Lottery is a government-sponsored game in which numbered tickets are sold for a chance to win a prize, normally money. It is the most widespread of all gambling games. Lotteries date back to ancient times. For example, keno slips from the Han dynasty of 205–187 BC are known to have been used for raising funds to construct towns and build the Great Wall of China.

In the seventeenth century, lotteries were common in the Low Countries, which relied on them to fund town fortifications and charitable projects. In England, Queen Elizabeth I chartered the first state lottery in 1567, directing profits to “reparation of the Havens and the Strength of the Realme.” Ticket prices were ten shillings, which was an extraordinary sum at that time. The word “lottery” is probably a calque on Middle Dutch lotterie, and may have come to mean the action of drawing lots.

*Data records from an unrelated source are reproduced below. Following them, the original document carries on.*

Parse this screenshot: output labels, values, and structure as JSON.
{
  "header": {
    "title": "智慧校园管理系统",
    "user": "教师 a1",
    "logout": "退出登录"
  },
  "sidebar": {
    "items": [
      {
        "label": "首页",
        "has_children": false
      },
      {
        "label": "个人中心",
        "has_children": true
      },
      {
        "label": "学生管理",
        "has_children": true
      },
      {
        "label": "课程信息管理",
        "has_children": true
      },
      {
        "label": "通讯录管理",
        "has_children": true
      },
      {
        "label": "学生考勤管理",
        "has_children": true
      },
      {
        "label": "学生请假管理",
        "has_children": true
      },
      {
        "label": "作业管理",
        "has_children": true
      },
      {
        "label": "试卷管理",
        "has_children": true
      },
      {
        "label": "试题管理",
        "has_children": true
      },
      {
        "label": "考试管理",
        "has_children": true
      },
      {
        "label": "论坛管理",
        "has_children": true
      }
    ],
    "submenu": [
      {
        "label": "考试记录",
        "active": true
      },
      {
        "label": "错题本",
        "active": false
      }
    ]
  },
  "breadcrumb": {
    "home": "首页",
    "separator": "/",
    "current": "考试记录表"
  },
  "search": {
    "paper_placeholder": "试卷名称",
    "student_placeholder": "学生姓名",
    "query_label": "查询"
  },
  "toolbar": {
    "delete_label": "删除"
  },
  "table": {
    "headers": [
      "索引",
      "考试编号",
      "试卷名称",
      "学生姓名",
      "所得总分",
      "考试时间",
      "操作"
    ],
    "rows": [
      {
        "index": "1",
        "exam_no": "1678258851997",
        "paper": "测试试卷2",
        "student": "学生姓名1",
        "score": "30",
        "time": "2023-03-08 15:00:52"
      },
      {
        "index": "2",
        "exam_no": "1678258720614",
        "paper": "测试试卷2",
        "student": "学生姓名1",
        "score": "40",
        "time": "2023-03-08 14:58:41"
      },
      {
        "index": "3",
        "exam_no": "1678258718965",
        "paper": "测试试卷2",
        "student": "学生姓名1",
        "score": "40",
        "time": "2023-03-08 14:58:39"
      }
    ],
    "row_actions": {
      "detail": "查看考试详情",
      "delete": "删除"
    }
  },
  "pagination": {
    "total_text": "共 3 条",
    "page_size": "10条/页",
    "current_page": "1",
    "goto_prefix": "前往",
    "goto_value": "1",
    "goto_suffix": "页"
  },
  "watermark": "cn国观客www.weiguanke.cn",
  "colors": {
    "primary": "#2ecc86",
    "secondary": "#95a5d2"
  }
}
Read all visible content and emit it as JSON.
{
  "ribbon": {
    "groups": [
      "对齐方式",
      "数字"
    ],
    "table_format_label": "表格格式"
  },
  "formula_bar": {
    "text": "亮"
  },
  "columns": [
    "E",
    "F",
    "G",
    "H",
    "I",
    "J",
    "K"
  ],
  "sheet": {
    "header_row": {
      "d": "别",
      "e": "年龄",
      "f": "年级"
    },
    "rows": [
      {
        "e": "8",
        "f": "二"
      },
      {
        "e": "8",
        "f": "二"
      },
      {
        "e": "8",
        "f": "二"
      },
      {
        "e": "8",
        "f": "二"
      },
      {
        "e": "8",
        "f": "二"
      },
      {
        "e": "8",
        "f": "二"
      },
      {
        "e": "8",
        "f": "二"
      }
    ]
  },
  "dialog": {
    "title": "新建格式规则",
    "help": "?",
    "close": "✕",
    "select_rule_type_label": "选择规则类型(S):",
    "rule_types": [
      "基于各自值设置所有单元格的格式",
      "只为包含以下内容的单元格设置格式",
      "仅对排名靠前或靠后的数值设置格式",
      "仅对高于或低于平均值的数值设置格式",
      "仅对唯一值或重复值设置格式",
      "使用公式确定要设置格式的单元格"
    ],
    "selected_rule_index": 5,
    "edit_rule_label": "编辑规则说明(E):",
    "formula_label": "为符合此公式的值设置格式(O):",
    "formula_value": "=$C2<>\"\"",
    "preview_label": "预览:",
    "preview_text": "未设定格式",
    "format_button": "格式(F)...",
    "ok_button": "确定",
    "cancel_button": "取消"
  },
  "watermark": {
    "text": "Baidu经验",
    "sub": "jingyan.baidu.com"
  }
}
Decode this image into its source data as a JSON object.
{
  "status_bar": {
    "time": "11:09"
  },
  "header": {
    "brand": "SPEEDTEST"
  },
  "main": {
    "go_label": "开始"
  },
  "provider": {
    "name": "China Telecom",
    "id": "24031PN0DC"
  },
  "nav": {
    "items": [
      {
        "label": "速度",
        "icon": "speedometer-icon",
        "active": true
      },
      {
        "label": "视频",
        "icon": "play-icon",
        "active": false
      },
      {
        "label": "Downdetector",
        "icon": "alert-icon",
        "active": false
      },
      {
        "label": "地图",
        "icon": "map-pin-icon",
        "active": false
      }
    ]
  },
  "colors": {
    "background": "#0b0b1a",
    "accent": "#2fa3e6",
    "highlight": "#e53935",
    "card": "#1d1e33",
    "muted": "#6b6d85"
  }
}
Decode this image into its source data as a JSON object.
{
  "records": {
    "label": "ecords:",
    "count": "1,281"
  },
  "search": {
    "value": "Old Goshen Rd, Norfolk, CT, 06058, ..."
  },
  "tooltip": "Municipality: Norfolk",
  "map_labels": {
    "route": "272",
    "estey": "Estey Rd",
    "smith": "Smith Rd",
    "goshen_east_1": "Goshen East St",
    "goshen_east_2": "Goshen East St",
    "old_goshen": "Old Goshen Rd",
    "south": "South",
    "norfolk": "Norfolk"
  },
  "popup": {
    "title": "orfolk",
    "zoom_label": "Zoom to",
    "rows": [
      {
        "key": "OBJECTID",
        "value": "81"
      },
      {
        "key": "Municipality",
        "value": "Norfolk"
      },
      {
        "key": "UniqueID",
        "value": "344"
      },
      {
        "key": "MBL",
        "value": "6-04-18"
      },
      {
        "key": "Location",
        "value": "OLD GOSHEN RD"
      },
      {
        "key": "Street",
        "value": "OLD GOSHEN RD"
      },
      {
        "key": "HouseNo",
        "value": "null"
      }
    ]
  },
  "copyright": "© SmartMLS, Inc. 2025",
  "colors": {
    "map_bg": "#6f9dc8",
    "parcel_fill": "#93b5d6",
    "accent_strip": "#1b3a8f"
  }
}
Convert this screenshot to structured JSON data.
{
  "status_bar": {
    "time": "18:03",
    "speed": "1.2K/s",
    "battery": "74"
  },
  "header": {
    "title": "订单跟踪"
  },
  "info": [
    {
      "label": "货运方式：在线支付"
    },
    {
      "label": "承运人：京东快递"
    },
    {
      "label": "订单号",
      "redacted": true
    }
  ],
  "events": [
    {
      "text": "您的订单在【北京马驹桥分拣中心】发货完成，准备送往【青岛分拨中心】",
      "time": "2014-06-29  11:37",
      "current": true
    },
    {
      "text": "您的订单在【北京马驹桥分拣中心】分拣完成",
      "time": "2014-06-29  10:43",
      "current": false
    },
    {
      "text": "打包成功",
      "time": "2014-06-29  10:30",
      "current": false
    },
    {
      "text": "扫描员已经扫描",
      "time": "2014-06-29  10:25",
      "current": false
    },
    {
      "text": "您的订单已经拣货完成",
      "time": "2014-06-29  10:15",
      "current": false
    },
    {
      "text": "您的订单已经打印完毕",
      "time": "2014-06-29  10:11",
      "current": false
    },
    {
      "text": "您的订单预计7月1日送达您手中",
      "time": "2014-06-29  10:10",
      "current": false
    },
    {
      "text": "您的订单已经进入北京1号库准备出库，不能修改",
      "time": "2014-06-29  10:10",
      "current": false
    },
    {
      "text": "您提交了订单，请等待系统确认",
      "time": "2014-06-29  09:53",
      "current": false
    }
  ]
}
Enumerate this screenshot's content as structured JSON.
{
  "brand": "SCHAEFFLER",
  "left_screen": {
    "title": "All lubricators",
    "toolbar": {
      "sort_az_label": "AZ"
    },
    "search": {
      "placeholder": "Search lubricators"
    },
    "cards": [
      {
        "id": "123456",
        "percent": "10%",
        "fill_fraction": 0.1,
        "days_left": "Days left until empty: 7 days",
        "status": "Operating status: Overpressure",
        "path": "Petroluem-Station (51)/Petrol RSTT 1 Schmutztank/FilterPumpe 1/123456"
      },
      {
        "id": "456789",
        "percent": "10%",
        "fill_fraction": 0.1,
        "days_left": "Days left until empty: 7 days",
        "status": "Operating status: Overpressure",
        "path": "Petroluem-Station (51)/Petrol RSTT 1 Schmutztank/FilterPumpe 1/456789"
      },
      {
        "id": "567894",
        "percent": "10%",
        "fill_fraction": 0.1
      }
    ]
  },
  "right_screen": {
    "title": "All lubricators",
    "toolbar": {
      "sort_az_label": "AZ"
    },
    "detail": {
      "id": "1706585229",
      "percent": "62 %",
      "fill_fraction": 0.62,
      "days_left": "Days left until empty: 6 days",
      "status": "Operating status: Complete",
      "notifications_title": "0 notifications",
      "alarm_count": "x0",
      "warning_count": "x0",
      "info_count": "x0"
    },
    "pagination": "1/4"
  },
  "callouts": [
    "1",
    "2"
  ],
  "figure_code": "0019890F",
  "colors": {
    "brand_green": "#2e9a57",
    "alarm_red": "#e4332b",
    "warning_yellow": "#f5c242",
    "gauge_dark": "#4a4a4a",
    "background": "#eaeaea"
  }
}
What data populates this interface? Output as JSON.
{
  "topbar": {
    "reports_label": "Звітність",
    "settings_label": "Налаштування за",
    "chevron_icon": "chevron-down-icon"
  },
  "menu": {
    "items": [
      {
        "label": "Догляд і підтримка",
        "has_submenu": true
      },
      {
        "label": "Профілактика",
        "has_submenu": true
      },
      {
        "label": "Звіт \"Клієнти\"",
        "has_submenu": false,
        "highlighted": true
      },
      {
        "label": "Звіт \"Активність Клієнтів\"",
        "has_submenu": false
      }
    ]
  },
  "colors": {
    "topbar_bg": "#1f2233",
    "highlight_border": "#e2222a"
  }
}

Lotteries became popular in the United States in the nineteen-seventies, as a recession and then a long period of rising income inequality narrowed the gap between rich and poor, and health-care and pension costs rose. People were looking for a way to become wealthy without spending much of their own hard-earned income. The dream of a multimillion-dollar jackpot made winning the lottery seem a possible solution to life’s troubles. As a result, the number of people buying tickets rose dramatically. It’s not as if they are all winning, of course; most players don’t. But their purchases, combined with those of other buyers, contribute to the prizes available to a few lucky winners. And a percentage of the total pool of money contributed by bettors goes toward costs of organizing and promoting the lottery, as well as taxes and profits for the state or sponsor.